TASK OBJECTIVE: Among the entries below, how many lines contain the string "JSON"? Reply with that number alone.

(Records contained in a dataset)
------------------------------

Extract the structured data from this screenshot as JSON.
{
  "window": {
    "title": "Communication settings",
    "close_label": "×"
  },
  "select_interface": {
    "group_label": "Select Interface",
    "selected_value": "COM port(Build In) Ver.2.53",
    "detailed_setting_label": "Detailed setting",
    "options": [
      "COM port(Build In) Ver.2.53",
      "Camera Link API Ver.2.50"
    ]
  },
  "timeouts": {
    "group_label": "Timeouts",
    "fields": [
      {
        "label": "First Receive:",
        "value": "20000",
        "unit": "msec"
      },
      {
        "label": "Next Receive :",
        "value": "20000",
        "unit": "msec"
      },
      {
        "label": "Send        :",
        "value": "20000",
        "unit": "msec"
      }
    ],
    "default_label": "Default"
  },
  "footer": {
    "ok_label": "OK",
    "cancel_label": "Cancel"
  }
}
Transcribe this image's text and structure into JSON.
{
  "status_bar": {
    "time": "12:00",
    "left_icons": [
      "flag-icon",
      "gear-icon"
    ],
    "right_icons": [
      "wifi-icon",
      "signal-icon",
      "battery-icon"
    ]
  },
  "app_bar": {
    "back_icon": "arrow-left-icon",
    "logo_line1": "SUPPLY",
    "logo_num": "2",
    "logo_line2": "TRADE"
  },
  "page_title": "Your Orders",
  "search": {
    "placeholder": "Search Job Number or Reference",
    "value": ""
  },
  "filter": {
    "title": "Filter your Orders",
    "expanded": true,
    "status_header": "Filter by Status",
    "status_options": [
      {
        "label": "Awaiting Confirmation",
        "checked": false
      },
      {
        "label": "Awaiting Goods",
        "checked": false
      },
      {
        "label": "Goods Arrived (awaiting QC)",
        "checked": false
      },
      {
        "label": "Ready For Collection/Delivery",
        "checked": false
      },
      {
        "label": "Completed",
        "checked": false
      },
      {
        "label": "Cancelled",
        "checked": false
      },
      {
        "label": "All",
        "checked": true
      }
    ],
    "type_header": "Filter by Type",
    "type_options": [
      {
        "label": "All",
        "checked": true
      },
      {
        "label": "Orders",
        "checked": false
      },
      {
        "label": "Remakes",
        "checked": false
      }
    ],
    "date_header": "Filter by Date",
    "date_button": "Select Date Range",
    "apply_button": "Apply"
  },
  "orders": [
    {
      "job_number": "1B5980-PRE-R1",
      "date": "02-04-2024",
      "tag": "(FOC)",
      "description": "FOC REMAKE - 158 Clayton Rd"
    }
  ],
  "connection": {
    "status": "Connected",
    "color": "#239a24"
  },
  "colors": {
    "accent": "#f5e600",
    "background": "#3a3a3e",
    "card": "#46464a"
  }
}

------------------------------

RESULT OF THE TASK: 2